Every line from the one containing "Give me the" to the end of the data below should be copied exactly, but pictures should not.

--- START ---

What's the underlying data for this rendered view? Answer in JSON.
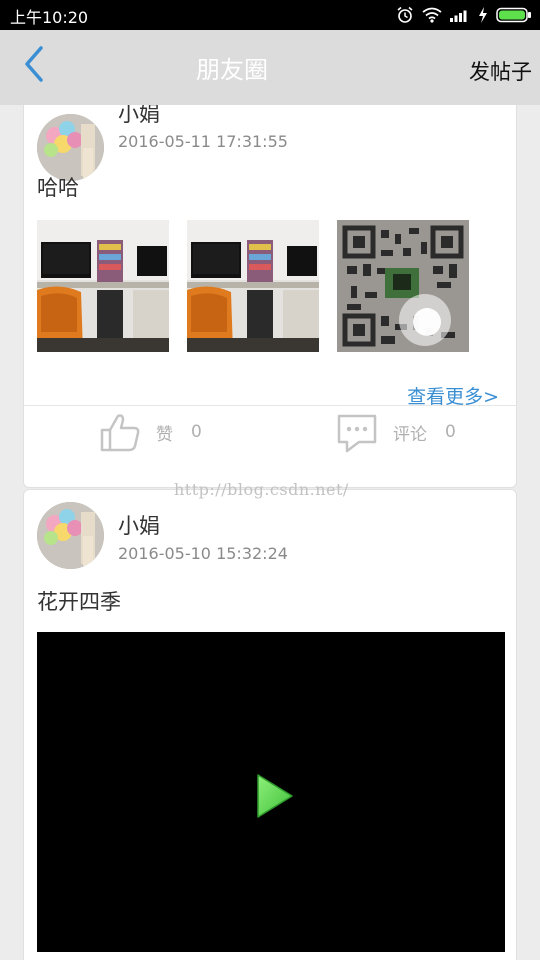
{
  "status_bar": {
    "time": "上午10:20"
  },
  "header": {
    "title": "朋友圈",
    "post_button_label": "发帖子",
    "back_icon": "chevron-left-icon",
    "accent_color": "#3a8fd4"
  },
  "posts": [
    {
      "user_name": "小娟",
      "timestamp": "2016-05-11 17:31:55",
      "text": "哈哈",
      "images": [
        "office-photo",
        "office-photo",
        "qr-code-photo"
      ],
      "more_label": "查看更多>",
      "like_label": "赞",
      "like_count": "0",
      "comment_label": "评论",
      "comment_count": "0"
    },
    {
      "user_name": "小娟",
      "timestamp": "2016-05-10 15:32:24",
      "text": "花开四季",
      "media": "video",
      "play_icon": "play-icon"
    }
  ],
  "watermark": "http://blog.csdn.net/"
}
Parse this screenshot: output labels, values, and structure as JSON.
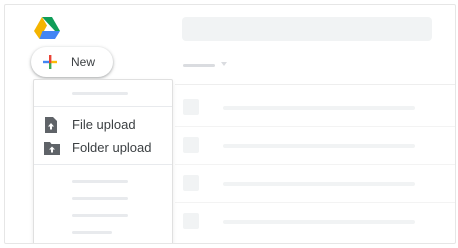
{
  "app": {
    "logo_icon": "google-drive-logo-icon"
  },
  "new_button": {
    "label": "New",
    "icon": "plus-icon"
  },
  "new_menu": {
    "items": [
      {
        "label": "File upload",
        "icon": "file-upload-icon"
      },
      {
        "label": "Folder upload",
        "icon": "folder-upload-icon"
      }
    ]
  },
  "colors": {
    "drive_green": "#0F9D58",
    "drive_yellow": "#F4B400",
    "drive_blue": "#4285F4",
    "plus_red": "#EA4335",
    "icon_gray": "#5f6368",
    "placeholder_gray": "#f1f3f4"
  }
}
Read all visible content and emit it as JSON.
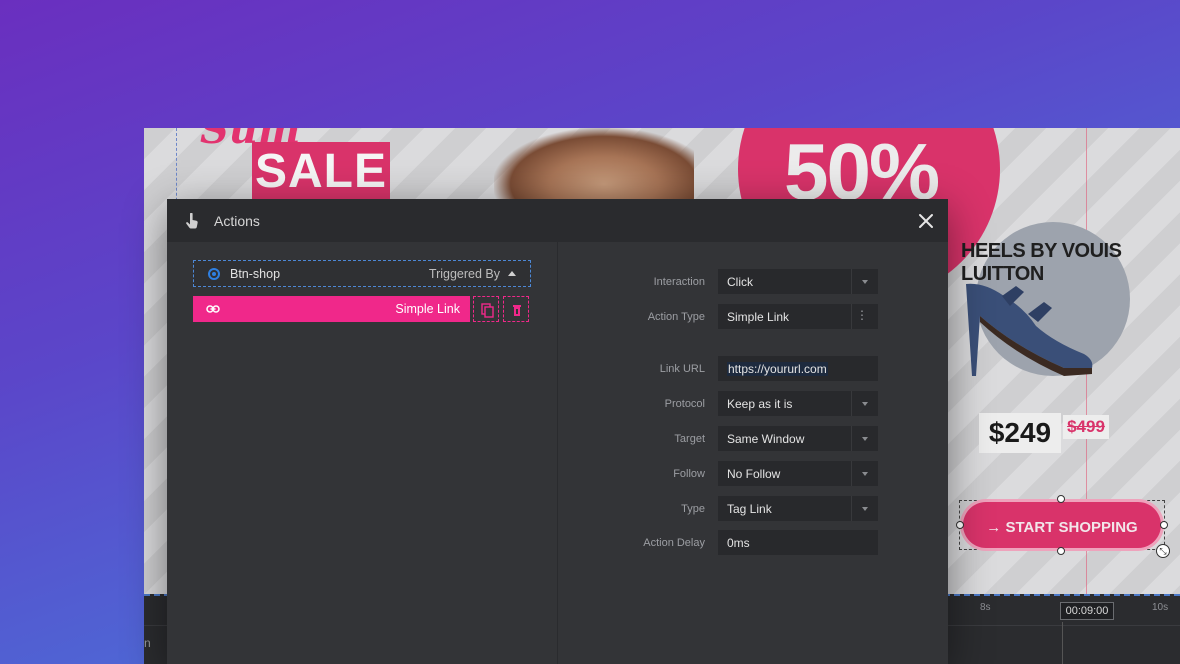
{
  "banner": {
    "sale_text": "SALE",
    "discount_text": "50%",
    "product_title": "HEELS BY VOUIS LUITTON",
    "price": "$249",
    "old_price": "$499",
    "cta_label": "→ START SHOPPING"
  },
  "timeline": {
    "marker_8s": "8s",
    "marker_10s": "10s",
    "current_time": "00:09:00",
    "left_label": "n"
  },
  "modal": {
    "title": "Actions",
    "trigger": {
      "layer_name": "Btn-shop",
      "label": "Triggered By"
    },
    "action": {
      "label": "Simple Link"
    },
    "form": {
      "interaction": {
        "label": "Interaction",
        "value": "Click"
      },
      "action_type": {
        "label": "Action Type",
        "value": "Simple Link"
      },
      "link_url": {
        "label": "Link URL",
        "value": "https://yoururl.com"
      },
      "protocol": {
        "label": "Protocol",
        "value": "Keep as it is"
      },
      "target": {
        "label": "Target",
        "value": "Same Window"
      },
      "follow": {
        "label": "Follow",
        "value": "No Follow"
      },
      "type": {
        "label": "Type",
        "value": "Tag Link"
      },
      "action_delay": {
        "label": "Action Delay",
        "value": "0ms"
      }
    }
  },
  "colors": {
    "accent_pink": "#f0288a",
    "banner_pink": "#d9336a",
    "selection_blue": "#2f7fe0"
  },
  "icons": [
    "touch-hand-icon",
    "close-icon",
    "radio-selected-icon",
    "caret-up-icon",
    "link-icon",
    "copy-icon",
    "trash-icon",
    "chevron-down-icon",
    "more-vertical-icon",
    "resize-icon"
  ]
}
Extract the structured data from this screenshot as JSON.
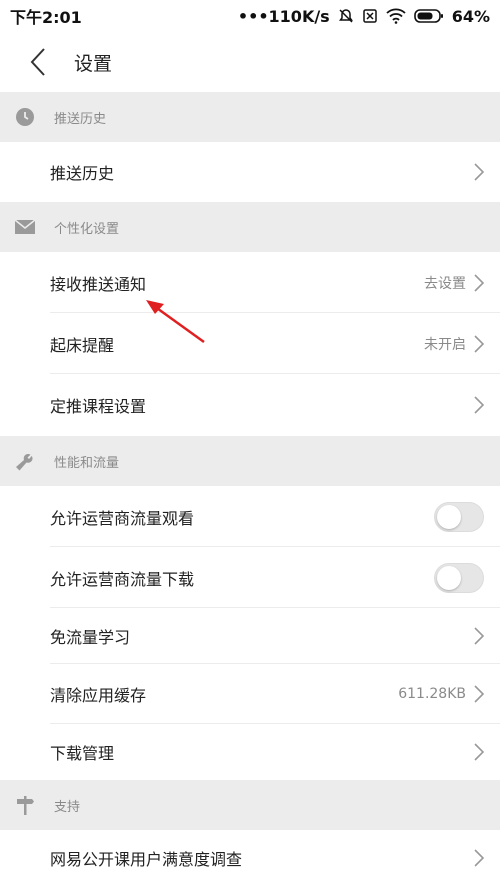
{
  "status_bar": {
    "time": "下午2:01",
    "network_speed": "•••110K/s",
    "battery": "64%"
  },
  "header": {
    "title": "设置"
  },
  "sections": [
    {
      "title": "推送历史",
      "icon": "clock-icon"
    },
    {
      "title": "个性化设置",
      "icon": "envelope-icon"
    },
    {
      "title": "性能和流量",
      "icon": "wrench-icon"
    },
    {
      "title": "支持",
      "icon": "signpost-icon"
    }
  ],
  "rows": {
    "push_history": {
      "label": "推送历史"
    },
    "receive_push": {
      "label": "接收推送通知",
      "value": "去设置"
    },
    "wake_reminder": {
      "label": "起床提醒",
      "value": "未开启"
    },
    "scheduled_push": {
      "label": "定推课程设置"
    },
    "allow_carrier_watch": {
      "label": "允许运营商流量观看",
      "enabled": false
    },
    "allow_carrier_download": {
      "label": "允许运营商流量下载",
      "enabled": false
    },
    "free_traffic_learning": {
      "label": "免流量学习"
    },
    "clear_cache": {
      "label": "清除应用缓存",
      "value": "611.28KB"
    },
    "download_management": {
      "label": "下载管理"
    },
    "satisfaction_survey": {
      "label": "网易公开课用户满意度调查"
    }
  },
  "colors": {
    "section_bg": "#ececec",
    "annotation_arrow": "#e02020"
  }
}
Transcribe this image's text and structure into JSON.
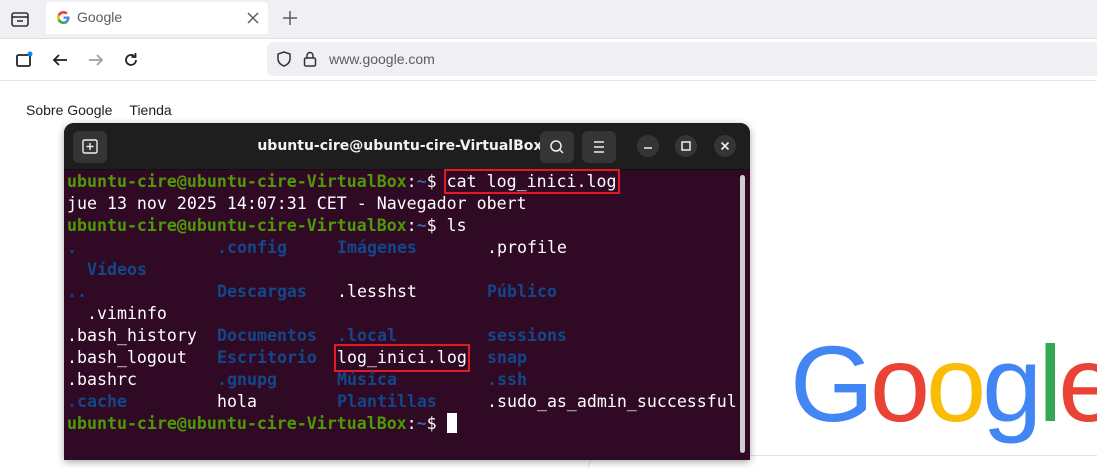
{
  "browser": {
    "tab_title": "Google",
    "url": "www.google.com"
  },
  "google": {
    "links": [
      "Sobre Google",
      "Tienda"
    ],
    "logo_letters": [
      "G",
      "o",
      "o",
      "g",
      "l",
      "e"
    ],
    "logo_colors": [
      "#4285f4",
      "#ea4335",
      "#fbbc05",
      "#4285f4",
      "#34a853",
      "#ea4335"
    ]
  },
  "terminal": {
    "title": "ubuntu-cire@ubuntu-cire-VirtualBox: ~",
    "prompt_user": "ubuntu-cire@ubuntu-cire-VirtualBox",
    "prompt_colon": ":",
    "prompt_path": "~",
    "prompt_dollar": "$ ",
    "cmd1": "cat log_inici.log",
    "output1": "jue 13 nov 2025 14:07:31 CET - Navegador obert",
    "cmd2": "ls",
    "ls": {
      "r1": [
        ".",
        ".config",
        "Imágenes",
        ".profile"
      ],
      "r2": [
        "Vídeos"
      ],
      "r3": [
        "..",
        "Descargas",
        ".lesshst",
        "Público"
      ],
      "r4": [
        ".viminfo"
      ],
      "r5": [
        ".bash_history",
        "Documentos",
        ".local",
        "sessions"
      ],
      "r6": [
        ".bash_logout",
        "Escritorio",
        "log_inici.log",
        "snap"
      ],
      "r7": [
        ".bashrc",
        ".gnupg",
        "Música",
        ".ssh"
      ],
      "r8": [
        ".cache",
        "hola",
        "Plantillas",
        ".sudo_as_admin_successful"
      ]
    }
  },
  "colors": {
    "terminal_bg": "#300a24",
    "prompt_user": "#4e9a06",
    "prompt_path": "#3465a4",
    "directory": "#12488b",
    "highlight_box": "#e01b24"
  }
}
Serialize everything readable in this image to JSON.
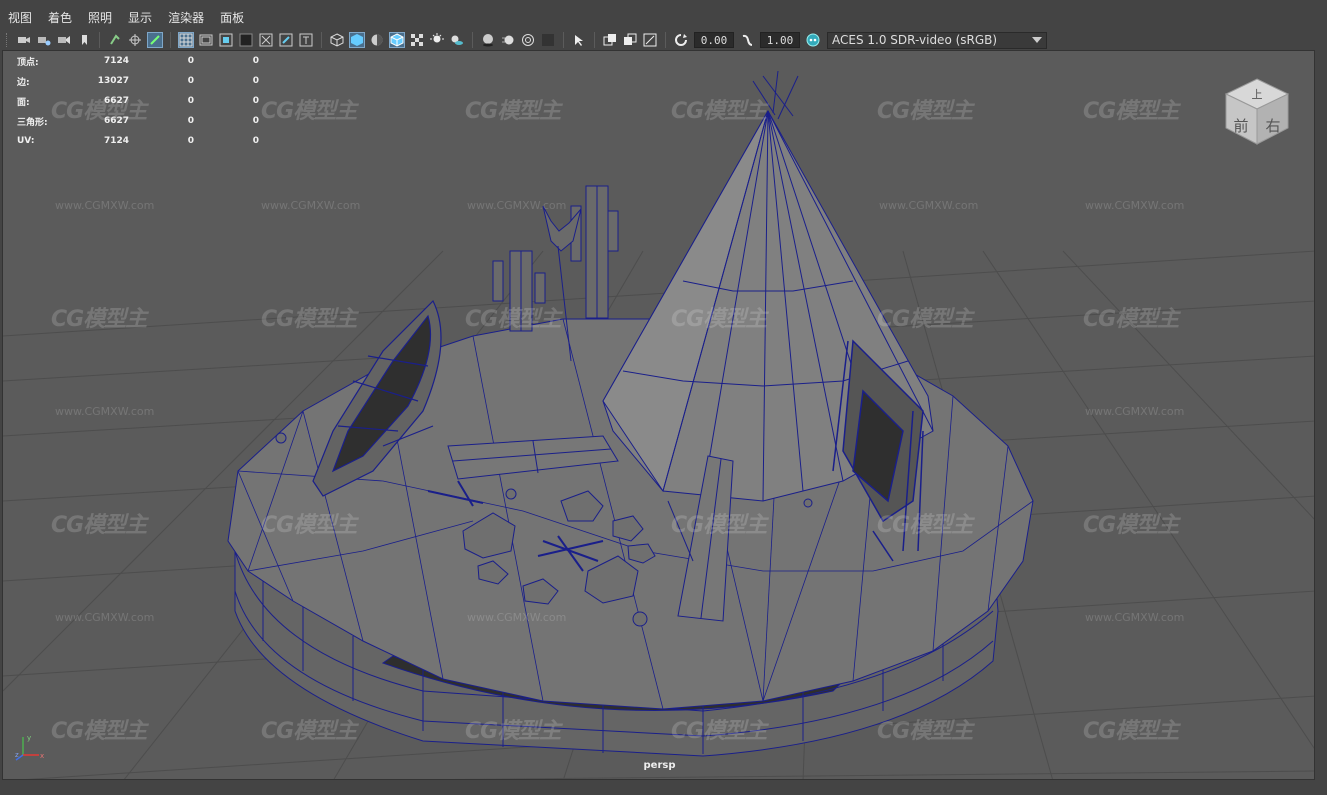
{
  "menu": [
    "视图",
    "着色",
    "照明",
    "显示",
    "渲染器",
    "面板"
  ],
  "toolbar": {
    "icons": [
      "camera-select-icon",
      "camera-attributes-icon",
      "bookmark-icon",
      "image-plane-icon",
      "grid-icon",
      "film-gate-icon",
      "resolution-gate-icon",
      "gate-mask-icon",
      "field-chart-icon",
      "safe-action-icon",
      "safe-title-icon",
      "wireframe-icon",
      "smooth-shade-icon",
      "default-material-icon",
      "wireframe-on-shaded-icon",
      "textured-icon",
      "lights-icon",
      "shadows-icon",
      "screen-space-ao-icon",
      "motion-blur-icon",
      "multisample-aa-icon",
      "depth-of-field-icon",
      "isolate-select-icon",
      "xray-icon",
      "xray-active-icon",
      "xray-joints-icon",
      "backface-culling-icon",
      "exposure-icon",
      "gamma-icon",
      "color-management-icon"
    ],
    "exposure_value": "0.00",
    "gamma_value": "1.00",
    "colorspace": "ACES 1.0 SDR-video (sRGB)"
  },
  "hud": {
    "rows": [
      {
        "label": "顶点:",
        "v1": "7124",
        "v2": "0",
        "v3": "0"
      },
      {
        "label": "边:",
        "v1": "13027",
        "v2": "0",
        "v3": "0"
      },
      {
        "label": "面:",
        "v1": "6627",
        "v2": "0",
        "v3": "0"
      },
      {
        "label": "三角形:",
        "v1": "6627",
        "v2": "0",
        "v3": "0"
      },
      {
        "label": "UV:",
        "v1": "7124",
        "v2": "0",
        "v3": "0"
      }
    ]
  },
  "viewcube": {
    "top": "上",
    "front": "前",
    "right": "右"
  },
  "camera_label": "persp",
  "watermark": {
    "logo": "CG模型主",
    "url": "www.CGMXW.com"
  },
  "colors": {
    "wire": "#1a1f8a",
    "grid": "#4a4a4a",
    "viewport_bg": "#5b5b5b",
    "mesh_face": "#6d6d6d",
    "active_button": "#4a6f8d"
  }
}
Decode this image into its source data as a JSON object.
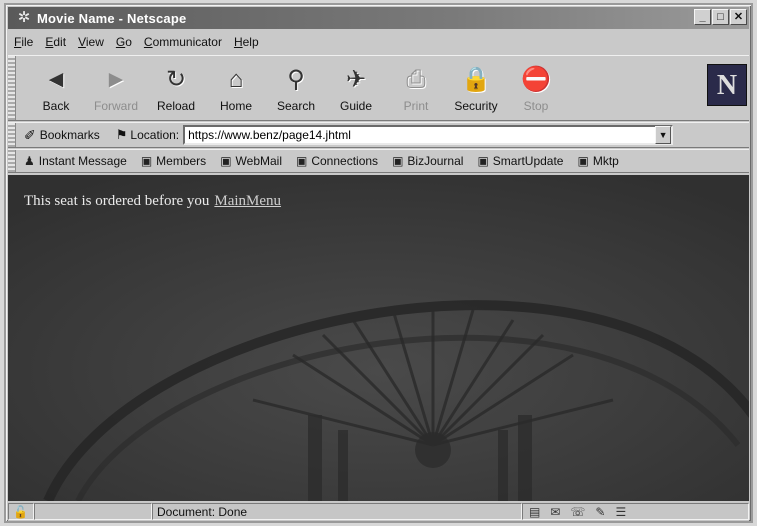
{
  "window": {
    "title": "Movie Name - Netscape"
  },
  "menu": [
    "File",
    "Edit",
    "View",
    "Go",
    "Communicator",
    "Help"
  ],
  "nav_buttons": [
    {
      "label": "Back",
      "icon": "back-arrow-icon",
      "glyph": "◄",
      "enabled": true
    },
    {
      "label": "Forward",
      "icon": "forward-arrow-icon",
      "glyph": "►",
      "enabled": false
    },
    {
      "label": "Reload",
      "icon": "reload-icon",
      "glyph": "↻",
      "enabled": true
    },
    {
      "label": "Home",
      "icon": "home-icon",
      "glyph": "⌂",
      "enabled": true
    },
    {
      "label": "Search",
      "icon": "search-icon",
      "glyph": "⚲",
      "enabled": true
    },
    {
      "label": "Guide",
      "icon": "guide-icon",
      "glyph": "✈",
      "enabled": true
    },
    {
      "label": "Print",
      "icon": "print-icon",
      "glyph": "⎙",
      "enabled": false
    },
    {
      "label": "Security",
      "icon": "lock-icon",
      "glyph": "🔒",
      "enabled": true
    },
    {
      "label": "Stop",
      "icon": "stop-icon",
      "glyph": "⛔",
      "enabled": false
    }
  ],
  "location_bar": {
    "bookmarks_label": "Bookmarks",
    "location_label": "Location:",
    "url": "https://www.benz/page14.jhtml"
  },
  "personal_toolbar": [
    {
      "label": "Instant Message",
      "glyph": "♟"
    },
    {
      "label": "Members",
      "glyph": "▣"
    },
    {
      "label": "WebMail",
      "glyph": "▣"
    },
    {
      "label": "Connections",
      "glyph": "▣"
    },
    {
      "label": "BizJournal",
      "glyph": "▣"
    },
    {
      "label": "SmartUpdate",
      "glyph": "▣"
    },
    {
      "label": "Mktp",
      "glyph": "▣"
    }
  ],
  "content": {
    "message": "This seat is ordered before you",
    "link": "MainMenu"
  },
  "status": {
    "text": "Document: Done"
  },
  "colors": {
    "content_bg": "#3d3d3d",
    "text": "#eaeaea"
  }
}
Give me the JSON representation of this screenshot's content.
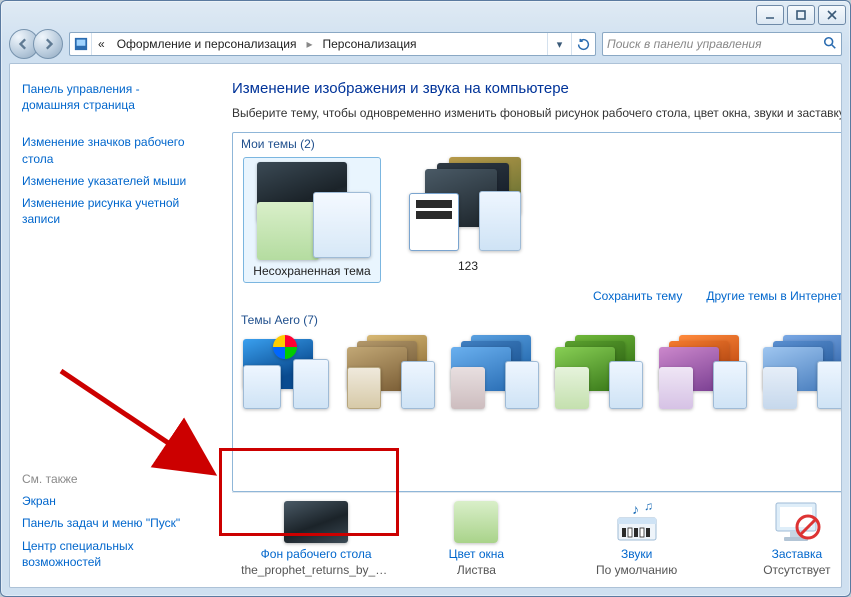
{
  "breadcrumbs": {
    "back_chevrons": "«",
    "level1": "Оформление и персонализация",
    "level2": "Персонализация"
  },
  "search": {
    "placeholder": "Поиск в панели управления"
  },
  "sidebar": {
    "home1": "Панель управления -",
    "home2": "домашняя страница",
    "links": [
      "Изменение значков рабочего стола",
      "Изменение указателей мыши",
      "Изменение рисунка учетной записи"
    ],
    "see_also_label": "См. также",
    "see_also": [
      "Экран",
      "Панель задач и меню \"Пуск\"",
      "Центр специальных возможностей"
    ]
  },
  "main": {
    "title": "Изменение изображения и звука на компьютере",
    "subtitle": "Выберите тему, чтобы одновременно изменить фоновый рисунок рабочего стола, цвет окна, звуки и заставку.",
    "groups": {
      "my_label": "Мои темы (2)",
      "aero_label": "Темы Aero (7)"
    },
    "themes": [
      {
        "name": "Несохраненная тема"
      },
      {
        "name": "123"
      }
    ],
    "links": {
      "save": "Сохранить тему",
      "more": "Другие темы в Интернете"
    }
  },
  "tasks": {
    "bg": {
      "label": "Фон рабочего стола",
      "value": "the_prophet_returns_by_m..."
    },
    "color": {
      "label": "Цвет окна",
      "value": "Листва"
    },
    "sounds": {
      "label": "Звуки",
      "value": "По умолчанию"
    },
    "saver": {
      "label": "Заставка",
      "value": "Отсутствует"
    }
  }
}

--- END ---

→ **Output for this task**:
Give me the JSON representation of this screenshot's content.
{
  "breadcrumbs": {
    "back_chevrons": "«",
    "level1": "Оформление и персонализация",
    "level2": "Персонализация"
  },
  "search": {
    "placeholder": "Поиск в панели управления"
  },
  "sidebar": {
    "home1": "Панель управления -",
    "home2": "домашняя страница",
    "links": [
      "Изменение значков рабочего стола",
      "Изменение указателей мыши",
      "Изменение рисунка учетной записи"
    ],
    "see_also_label": "См. также",
    "see_also": [
      "Экран",
      "Панель задач и меню \"Пуск\"",
      "Центр специальных возможностей"
    ]
  },
  "main": {
    "title": "Изменение изображения и звука на компьютере",
    "subtitle": "Выберите тему, чтобы одновременно изменить фоновый рисунок рабочего стола, цвет окна, звуки и заставку.",
    "groups": {
      "my_label": "Мои темы (2)",
      "aero_label": "Темы Aero (7)"
    },
    "themes": [
      {
        "name": "Несохраненная тема"
      },
      {
        "name": "123"
      }
    ],
    "links": {
      "save": "Сохранить тему",
      "more": "Другие темы в Интернете"
    }
  },
  "tasks": {
    "bg": {
      "label": "Фон рабочего стола",
      "value": "the_prophet_returns_by_m..."
    },
    "color": {
      "label": "Цвет окна",
      "value": "Листва"
    },
    "sounds": {
      "label": "Звуки",
      "value": "По умолчанию"
    },
    "saver": {
      "label": "Заставка",
      "value": "Отсутствует"
    }
  }
}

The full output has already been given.